(Photo: A referendum campaign poster supporting the minaret ban, in Zurich October 26, 2009/Arnd Wiegmann)
A Swiss Islamic group has said it was launching a popular initiative to reverse a ban on building new minarets in the Alpine state, saying voters would decide differently if the matter came up for referendum again. Last year, 57.5 percent of Swiss voters approved a ban on the construction of new minarets, drawing international condemnation. The government had rejected the initiative as violating the constitution.
The text of the proposed initiative will state that the ban on building minarets is to be stricken from the constitution, the Central Islamic Council of Switzerland said on Monday. “Today we can clearly say that accepting the ban has brought neither the voters nor this country any profit,” said Nicolas Blancho, president of the group. “This (new referendum) will also show that we respect democracy and stick to local law.”
The Berne-based Council says it has 1,700 members. In May the Federal Migration Bureau excluded it from an inter-cultural dialogue, saying it first needed to condemn the notion of stoning of women as a punishment.The Swiss-born Muslim intellectual Tariq Ramadan called him “a marginal figure in the Muslim landscape.” About 350,000 Muslims live in Switzerland, which has a population of 7.7 million. (Photo: Protesters hold banners reading ‘Islam’ and ‘We are Muslims not Hitler’ during a rally against the ban on new minarets in Switzerland in Bern December 12, 2009/Ruben Sprich)

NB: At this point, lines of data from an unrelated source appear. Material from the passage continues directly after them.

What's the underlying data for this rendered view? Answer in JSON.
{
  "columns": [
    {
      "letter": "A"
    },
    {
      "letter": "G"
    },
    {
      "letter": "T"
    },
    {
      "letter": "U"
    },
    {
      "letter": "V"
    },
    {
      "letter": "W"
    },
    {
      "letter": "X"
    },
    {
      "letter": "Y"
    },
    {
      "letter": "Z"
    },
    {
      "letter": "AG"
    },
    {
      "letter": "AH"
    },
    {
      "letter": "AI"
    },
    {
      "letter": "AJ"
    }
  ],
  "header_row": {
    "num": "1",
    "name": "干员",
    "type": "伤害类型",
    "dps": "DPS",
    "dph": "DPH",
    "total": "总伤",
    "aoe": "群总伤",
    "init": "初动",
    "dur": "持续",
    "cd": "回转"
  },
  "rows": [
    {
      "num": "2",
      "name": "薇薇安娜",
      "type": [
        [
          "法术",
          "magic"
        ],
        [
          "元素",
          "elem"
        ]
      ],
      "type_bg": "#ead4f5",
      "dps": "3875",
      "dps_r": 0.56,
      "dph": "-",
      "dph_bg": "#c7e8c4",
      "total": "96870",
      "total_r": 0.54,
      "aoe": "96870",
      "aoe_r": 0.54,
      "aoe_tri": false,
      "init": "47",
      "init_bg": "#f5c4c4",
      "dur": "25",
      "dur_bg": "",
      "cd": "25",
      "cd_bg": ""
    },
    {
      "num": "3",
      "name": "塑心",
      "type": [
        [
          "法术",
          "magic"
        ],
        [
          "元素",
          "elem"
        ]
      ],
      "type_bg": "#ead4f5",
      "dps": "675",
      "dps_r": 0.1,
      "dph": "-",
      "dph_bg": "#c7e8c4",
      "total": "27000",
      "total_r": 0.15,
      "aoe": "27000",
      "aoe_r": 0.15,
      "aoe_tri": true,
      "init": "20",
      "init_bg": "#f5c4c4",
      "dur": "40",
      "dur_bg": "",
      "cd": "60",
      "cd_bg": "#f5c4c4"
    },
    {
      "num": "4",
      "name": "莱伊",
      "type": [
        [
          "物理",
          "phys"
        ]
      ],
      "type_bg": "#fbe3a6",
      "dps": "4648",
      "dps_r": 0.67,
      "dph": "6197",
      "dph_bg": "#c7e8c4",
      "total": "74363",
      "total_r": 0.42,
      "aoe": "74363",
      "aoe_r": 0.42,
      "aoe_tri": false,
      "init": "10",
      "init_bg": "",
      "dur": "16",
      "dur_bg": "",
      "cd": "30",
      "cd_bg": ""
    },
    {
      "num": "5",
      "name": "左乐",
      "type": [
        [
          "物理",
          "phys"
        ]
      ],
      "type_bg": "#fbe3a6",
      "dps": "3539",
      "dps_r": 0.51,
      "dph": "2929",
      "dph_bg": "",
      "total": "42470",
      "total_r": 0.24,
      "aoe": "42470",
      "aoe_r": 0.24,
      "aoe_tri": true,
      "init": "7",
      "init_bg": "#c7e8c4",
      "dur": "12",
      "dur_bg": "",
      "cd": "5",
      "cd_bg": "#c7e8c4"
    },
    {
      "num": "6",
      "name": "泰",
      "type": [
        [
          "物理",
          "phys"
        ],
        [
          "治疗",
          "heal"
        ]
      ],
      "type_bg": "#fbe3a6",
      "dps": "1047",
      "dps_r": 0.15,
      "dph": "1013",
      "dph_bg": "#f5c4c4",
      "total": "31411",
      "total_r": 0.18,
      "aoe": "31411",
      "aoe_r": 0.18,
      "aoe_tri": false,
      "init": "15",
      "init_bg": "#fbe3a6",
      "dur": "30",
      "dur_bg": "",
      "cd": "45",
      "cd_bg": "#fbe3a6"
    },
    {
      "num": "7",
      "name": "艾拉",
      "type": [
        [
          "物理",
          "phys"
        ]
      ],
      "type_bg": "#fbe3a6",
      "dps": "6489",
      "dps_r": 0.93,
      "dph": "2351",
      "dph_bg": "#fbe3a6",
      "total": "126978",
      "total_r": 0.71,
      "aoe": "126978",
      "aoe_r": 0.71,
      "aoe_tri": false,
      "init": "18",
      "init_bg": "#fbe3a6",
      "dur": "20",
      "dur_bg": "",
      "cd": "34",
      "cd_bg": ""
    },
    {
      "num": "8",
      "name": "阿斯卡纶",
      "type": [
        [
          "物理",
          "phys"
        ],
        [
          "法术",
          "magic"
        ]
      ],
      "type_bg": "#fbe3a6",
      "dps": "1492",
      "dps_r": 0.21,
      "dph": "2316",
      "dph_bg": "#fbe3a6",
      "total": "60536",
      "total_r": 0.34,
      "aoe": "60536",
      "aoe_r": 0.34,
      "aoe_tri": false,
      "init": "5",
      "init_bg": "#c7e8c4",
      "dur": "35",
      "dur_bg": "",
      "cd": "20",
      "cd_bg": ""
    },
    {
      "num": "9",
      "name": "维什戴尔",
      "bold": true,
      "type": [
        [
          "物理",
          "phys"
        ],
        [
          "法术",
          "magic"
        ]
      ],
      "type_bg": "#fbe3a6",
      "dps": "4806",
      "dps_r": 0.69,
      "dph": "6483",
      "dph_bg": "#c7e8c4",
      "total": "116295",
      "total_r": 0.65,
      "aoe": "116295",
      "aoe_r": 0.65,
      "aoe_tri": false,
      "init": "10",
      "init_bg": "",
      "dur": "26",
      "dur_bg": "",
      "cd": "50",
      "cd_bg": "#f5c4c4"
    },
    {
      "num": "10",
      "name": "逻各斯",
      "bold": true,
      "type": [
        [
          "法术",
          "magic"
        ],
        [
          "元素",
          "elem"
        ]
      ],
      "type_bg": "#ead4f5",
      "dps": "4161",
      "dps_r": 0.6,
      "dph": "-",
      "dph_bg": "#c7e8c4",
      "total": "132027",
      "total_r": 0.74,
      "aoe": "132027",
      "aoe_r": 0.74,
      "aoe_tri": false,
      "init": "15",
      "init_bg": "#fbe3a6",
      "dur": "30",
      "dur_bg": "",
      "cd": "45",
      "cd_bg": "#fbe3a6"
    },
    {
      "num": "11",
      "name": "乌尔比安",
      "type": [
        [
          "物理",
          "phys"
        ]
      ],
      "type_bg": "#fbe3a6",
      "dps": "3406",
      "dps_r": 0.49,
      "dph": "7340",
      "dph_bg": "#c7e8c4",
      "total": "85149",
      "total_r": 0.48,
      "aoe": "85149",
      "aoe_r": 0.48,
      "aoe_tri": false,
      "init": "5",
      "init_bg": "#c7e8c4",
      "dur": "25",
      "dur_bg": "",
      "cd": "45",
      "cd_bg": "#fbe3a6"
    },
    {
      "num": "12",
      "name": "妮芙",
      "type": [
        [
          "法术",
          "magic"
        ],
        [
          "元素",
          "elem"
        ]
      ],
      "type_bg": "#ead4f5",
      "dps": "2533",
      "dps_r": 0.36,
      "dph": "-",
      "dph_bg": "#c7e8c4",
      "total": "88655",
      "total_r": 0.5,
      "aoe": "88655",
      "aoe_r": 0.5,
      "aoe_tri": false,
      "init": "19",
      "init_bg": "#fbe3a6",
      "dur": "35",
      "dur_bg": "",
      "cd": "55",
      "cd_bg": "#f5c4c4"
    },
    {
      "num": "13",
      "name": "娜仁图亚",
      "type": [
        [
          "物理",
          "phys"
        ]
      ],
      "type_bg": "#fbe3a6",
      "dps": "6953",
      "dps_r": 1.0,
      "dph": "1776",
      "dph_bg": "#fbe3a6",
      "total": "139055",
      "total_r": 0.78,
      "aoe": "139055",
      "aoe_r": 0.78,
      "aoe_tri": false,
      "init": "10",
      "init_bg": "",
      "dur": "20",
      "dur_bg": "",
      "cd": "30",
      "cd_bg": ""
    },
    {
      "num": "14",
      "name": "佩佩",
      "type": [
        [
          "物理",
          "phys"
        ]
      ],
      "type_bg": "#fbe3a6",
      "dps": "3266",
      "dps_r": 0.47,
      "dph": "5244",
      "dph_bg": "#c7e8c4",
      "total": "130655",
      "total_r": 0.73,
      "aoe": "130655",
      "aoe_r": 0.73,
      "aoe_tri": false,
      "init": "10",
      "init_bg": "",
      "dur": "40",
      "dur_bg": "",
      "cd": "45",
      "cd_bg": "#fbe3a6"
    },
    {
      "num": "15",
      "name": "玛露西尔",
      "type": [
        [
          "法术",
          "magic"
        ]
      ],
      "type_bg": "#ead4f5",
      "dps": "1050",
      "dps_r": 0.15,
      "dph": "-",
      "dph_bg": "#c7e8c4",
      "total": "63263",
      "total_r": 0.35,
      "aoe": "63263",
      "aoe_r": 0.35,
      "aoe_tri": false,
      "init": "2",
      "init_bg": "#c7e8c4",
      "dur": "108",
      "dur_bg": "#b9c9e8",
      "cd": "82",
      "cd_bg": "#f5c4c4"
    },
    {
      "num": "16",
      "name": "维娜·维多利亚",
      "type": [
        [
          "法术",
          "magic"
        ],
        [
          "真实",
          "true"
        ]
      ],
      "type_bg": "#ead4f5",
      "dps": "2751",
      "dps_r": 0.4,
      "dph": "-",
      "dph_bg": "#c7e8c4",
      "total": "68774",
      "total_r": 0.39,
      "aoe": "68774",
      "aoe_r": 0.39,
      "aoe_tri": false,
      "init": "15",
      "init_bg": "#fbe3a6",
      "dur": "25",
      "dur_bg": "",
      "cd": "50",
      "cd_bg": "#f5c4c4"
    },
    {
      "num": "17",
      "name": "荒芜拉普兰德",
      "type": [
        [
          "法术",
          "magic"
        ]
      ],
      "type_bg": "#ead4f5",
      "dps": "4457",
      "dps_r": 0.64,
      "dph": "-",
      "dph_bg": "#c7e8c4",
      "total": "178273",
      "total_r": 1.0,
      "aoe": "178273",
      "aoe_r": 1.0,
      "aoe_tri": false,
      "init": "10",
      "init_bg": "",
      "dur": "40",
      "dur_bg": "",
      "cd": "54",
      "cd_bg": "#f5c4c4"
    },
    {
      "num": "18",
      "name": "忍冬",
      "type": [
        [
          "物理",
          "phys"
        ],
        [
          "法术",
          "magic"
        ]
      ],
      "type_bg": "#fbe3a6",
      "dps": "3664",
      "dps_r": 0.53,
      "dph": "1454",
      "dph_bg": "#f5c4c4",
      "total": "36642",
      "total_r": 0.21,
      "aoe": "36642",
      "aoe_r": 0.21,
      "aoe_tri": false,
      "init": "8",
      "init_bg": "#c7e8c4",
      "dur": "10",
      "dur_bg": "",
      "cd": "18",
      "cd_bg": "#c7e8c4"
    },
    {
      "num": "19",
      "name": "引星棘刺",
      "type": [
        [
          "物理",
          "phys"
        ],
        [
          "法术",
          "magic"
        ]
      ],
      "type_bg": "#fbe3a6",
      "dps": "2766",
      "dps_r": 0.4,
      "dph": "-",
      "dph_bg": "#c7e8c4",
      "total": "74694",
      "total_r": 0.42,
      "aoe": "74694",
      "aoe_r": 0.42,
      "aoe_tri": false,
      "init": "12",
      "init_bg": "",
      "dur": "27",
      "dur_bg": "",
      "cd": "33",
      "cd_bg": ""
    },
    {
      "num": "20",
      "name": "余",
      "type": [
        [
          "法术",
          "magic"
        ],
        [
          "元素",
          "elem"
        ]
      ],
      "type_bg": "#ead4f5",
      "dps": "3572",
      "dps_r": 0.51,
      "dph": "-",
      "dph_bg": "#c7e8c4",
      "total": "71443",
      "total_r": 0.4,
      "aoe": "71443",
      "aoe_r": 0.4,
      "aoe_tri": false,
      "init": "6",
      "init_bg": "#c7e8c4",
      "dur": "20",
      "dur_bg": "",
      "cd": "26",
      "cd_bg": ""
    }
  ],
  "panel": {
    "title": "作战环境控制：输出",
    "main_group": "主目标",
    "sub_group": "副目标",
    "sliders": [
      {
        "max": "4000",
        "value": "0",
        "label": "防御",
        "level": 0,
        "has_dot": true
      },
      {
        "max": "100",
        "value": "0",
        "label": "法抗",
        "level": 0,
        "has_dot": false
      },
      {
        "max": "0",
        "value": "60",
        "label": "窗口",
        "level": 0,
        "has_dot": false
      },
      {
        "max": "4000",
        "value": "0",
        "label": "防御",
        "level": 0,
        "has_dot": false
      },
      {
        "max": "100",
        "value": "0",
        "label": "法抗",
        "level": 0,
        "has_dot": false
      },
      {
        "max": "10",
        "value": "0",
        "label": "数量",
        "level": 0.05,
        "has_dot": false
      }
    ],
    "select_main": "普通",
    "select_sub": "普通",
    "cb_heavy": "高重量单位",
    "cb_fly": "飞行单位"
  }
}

When asked why voters would decide differently should the question of minarets come up again for referendum, Oscar Bergamin, an advisor to the group, answered: “People today are much better able to differentiate. They’re better informed and have time to become still better informed in coming years.”